More from Somers: He isn't reading much into the latest comments from Boldin.
Darren Urban of azcardinals.com says there's no way Smith will return now that Kreider is under contract. Urban: "Kreider, 5-foot-11 and 255 pounds, will have the edge to win such a job with the Cardinals. Both [Justin] Green and [Tim] Castille excel on special teams, but neither is proven as an offensive cog."
Also from Urban: He'll miss Smith, whose personal story about his ailing mother warmed hearts heading into the Super Bowl.
And this from Urban: A behind-the-scenes look at the Cardinals' trip to USC for the Trojans' pro day.
Revenge of the Birds' Hawkwind looks at the last 10 players drafted 31st overall. The Cardinals hold that pick this year. Good luck finding a dominant pass rusher.
Greg Johns of seattlepi.com says former Seahawks center Robbie Tobeck will co-host a radio show in Seattle each Saturday beginning April 11.
Danny O'Neil of the Seattle Times displays an image showing one of the new green jerseys available through the Seahawks' pro shop. Did I mention it's green?
John Morgan of Field Gulls looks at USC players other than Mark Sanchez who could be attracting the Seahawks' attention.

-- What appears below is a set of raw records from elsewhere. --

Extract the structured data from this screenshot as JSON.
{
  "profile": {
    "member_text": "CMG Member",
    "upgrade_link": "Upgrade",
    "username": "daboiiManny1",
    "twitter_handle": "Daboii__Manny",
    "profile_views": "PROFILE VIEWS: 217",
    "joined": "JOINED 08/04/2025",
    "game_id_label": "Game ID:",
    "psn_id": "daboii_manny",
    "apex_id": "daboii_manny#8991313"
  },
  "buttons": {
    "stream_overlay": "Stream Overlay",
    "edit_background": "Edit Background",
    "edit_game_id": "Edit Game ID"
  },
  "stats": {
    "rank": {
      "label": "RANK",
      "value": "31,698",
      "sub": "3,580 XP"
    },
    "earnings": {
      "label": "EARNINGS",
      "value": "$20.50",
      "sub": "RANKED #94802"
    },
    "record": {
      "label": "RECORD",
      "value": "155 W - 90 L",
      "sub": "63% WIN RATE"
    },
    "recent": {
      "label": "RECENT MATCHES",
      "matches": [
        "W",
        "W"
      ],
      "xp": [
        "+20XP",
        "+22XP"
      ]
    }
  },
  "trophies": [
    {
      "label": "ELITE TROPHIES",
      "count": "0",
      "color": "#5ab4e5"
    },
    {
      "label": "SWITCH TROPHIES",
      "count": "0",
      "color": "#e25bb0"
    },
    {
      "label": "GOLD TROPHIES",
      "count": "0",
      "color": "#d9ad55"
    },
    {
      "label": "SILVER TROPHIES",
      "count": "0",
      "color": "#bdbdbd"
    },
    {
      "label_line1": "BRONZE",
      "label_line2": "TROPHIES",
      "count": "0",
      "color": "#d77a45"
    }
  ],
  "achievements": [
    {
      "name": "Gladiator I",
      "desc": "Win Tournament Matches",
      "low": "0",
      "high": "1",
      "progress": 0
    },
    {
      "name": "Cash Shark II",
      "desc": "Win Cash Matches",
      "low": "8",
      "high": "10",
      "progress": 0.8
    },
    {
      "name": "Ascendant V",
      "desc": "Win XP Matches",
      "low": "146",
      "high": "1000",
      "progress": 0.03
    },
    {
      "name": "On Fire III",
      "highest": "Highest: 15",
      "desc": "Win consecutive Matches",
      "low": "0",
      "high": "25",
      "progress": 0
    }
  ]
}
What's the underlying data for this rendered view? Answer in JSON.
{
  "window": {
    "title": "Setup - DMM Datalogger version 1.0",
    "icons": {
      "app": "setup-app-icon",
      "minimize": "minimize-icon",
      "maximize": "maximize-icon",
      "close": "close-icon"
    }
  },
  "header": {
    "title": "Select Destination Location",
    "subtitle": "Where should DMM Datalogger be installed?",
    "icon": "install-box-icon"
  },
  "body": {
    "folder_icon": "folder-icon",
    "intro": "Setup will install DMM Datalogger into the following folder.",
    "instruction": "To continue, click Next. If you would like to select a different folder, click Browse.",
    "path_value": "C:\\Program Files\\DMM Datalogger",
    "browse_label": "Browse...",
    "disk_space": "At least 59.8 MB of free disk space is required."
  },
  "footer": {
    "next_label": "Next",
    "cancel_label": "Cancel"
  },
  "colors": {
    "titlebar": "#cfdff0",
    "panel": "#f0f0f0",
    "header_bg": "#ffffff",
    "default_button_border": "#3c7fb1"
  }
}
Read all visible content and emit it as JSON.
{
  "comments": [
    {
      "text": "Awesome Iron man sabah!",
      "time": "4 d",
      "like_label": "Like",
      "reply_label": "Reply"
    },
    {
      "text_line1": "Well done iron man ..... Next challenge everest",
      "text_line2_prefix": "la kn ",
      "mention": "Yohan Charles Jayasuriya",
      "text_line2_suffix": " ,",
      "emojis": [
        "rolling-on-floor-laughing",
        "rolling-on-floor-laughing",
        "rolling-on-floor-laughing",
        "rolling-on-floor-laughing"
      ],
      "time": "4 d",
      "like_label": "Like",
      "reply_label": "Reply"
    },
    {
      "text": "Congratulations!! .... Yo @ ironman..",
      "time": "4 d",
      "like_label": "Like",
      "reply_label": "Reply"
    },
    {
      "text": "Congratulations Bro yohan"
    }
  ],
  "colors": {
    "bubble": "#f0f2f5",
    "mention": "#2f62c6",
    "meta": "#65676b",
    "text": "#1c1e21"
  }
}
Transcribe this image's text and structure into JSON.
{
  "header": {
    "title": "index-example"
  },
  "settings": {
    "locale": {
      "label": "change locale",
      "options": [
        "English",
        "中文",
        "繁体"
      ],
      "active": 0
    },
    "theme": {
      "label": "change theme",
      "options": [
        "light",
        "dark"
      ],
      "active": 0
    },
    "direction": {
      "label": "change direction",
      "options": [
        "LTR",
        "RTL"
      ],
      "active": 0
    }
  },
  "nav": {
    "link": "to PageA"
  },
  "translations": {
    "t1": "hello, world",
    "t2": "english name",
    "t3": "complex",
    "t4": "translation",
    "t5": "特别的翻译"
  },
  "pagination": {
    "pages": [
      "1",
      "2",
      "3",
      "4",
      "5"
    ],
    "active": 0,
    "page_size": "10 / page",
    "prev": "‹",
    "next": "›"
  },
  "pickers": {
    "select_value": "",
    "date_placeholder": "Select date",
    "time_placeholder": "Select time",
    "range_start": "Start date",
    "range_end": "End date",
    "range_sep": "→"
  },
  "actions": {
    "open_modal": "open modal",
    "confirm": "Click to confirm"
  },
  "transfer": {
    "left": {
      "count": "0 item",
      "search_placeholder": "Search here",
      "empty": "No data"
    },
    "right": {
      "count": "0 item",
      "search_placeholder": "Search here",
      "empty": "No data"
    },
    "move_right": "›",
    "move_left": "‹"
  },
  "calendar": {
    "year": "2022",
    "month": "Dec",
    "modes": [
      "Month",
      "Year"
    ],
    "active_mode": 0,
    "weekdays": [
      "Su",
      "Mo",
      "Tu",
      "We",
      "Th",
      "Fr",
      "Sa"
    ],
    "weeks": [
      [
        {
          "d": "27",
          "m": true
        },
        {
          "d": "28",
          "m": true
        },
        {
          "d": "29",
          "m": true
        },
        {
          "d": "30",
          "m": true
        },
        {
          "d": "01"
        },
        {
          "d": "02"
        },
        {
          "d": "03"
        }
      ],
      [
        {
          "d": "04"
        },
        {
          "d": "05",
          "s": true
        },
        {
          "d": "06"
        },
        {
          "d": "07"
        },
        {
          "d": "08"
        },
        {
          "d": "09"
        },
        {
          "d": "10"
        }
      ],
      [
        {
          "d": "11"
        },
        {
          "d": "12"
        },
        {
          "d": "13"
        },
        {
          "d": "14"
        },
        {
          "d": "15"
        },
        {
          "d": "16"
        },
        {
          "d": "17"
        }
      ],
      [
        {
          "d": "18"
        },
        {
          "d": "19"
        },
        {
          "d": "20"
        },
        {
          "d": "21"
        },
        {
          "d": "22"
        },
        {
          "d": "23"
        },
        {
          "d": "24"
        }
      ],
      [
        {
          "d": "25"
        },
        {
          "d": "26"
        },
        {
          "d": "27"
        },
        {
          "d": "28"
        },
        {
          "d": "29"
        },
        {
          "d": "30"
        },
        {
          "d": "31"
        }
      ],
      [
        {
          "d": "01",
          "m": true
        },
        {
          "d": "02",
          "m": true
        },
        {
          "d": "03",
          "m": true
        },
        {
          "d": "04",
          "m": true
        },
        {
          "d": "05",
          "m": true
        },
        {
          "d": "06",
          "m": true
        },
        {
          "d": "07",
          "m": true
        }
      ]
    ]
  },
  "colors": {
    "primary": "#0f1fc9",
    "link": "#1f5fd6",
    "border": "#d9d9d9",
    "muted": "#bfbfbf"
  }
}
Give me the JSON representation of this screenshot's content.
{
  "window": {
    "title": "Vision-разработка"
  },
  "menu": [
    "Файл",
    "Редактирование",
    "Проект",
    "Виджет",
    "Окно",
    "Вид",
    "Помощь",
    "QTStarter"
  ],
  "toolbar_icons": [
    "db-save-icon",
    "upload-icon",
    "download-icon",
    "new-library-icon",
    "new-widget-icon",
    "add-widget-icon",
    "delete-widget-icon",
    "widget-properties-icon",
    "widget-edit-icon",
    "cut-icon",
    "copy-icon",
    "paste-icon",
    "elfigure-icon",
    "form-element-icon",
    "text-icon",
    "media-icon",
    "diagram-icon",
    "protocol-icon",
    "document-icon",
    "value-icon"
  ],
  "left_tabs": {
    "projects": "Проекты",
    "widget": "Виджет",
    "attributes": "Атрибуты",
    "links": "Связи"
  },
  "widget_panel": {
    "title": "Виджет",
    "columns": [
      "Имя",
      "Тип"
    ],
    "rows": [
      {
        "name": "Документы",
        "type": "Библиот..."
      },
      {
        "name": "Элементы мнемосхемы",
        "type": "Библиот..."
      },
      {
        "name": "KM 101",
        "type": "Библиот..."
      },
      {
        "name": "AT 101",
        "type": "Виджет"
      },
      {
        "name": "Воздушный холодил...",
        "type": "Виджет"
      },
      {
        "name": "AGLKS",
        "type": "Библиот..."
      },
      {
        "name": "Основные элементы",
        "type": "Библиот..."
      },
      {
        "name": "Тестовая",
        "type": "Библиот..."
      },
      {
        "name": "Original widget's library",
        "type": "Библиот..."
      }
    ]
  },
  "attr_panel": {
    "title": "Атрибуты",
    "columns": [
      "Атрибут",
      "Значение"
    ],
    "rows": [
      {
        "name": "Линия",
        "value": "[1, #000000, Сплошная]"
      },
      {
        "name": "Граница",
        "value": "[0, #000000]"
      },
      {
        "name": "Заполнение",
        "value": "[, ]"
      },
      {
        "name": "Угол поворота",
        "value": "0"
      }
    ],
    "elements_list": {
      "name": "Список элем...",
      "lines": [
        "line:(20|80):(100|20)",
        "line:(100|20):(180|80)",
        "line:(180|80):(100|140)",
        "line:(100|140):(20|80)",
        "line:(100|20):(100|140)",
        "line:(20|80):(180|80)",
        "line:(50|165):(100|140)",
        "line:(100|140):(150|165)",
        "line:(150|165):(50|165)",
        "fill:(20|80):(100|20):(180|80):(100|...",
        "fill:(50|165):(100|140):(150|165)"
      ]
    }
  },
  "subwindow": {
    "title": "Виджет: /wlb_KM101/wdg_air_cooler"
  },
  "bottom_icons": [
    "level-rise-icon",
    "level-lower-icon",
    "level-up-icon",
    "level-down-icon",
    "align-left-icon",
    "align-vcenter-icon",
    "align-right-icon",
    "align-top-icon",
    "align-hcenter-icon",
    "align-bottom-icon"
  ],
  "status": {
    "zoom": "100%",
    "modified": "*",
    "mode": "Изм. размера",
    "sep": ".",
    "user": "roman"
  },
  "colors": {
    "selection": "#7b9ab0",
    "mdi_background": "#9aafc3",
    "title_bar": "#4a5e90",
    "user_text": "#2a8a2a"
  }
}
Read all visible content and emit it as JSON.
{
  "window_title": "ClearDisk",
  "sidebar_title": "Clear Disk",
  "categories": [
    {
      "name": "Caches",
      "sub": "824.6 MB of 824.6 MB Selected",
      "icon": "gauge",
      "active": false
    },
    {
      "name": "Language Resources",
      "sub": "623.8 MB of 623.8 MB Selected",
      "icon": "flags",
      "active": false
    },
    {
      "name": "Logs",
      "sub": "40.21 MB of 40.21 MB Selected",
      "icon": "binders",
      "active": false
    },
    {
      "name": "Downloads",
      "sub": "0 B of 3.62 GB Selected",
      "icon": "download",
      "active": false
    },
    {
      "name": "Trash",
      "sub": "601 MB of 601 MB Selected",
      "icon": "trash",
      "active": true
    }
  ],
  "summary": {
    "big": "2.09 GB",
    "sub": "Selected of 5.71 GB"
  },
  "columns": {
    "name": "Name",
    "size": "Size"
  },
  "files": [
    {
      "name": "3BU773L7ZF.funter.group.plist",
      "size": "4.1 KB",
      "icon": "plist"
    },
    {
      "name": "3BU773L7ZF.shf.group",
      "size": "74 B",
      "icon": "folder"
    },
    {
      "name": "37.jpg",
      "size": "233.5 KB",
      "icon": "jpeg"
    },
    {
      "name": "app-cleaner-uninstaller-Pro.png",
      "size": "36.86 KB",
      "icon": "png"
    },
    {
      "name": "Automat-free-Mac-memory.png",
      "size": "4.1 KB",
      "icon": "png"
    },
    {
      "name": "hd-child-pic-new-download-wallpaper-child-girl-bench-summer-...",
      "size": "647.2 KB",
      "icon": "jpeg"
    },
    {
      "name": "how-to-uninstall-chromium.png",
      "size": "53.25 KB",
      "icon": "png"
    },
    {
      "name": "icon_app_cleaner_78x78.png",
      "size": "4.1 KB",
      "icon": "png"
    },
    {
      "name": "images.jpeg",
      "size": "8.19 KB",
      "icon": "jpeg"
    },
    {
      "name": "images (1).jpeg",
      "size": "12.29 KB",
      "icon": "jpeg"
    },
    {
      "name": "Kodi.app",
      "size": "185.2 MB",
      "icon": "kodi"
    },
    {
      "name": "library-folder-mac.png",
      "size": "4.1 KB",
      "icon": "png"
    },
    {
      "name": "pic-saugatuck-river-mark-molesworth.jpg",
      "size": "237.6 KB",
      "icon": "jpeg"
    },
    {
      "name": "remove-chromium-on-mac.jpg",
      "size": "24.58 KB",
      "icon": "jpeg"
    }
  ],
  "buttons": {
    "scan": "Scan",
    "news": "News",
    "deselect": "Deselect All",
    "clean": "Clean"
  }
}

Michael Steffes of Seahawk Addicts wonders if the Broncos might want to trade into the top five choices after the Cutler trade. How might that affect the Seahawks? I'd be surprised if the Broncos made that type of move. They have too many needs and two picks arguably more attractive than if they were in the top five.
1:00 PM ET New Orleans Atlanta 1:00 PM ET Minnesota St. Louis 1:00 PM ET Cleveland Pittsburgh 1:00 PM ET Jacksonville Philadelphia 1:00 PM ET Oakland New York 1:00 PM ET Cincinnati Baltimore 1:00 PM ET Buffalo Chicago 1:00 PM ET Washington Houston 1:00 PM ET Tennessee Kansas City 1:00 PM ET New England Miami 4:25 PM ET Carolina Tampa Bay 4:25 PM ET San Francisco Dallas 8:30 PM ET Indianapolis Denver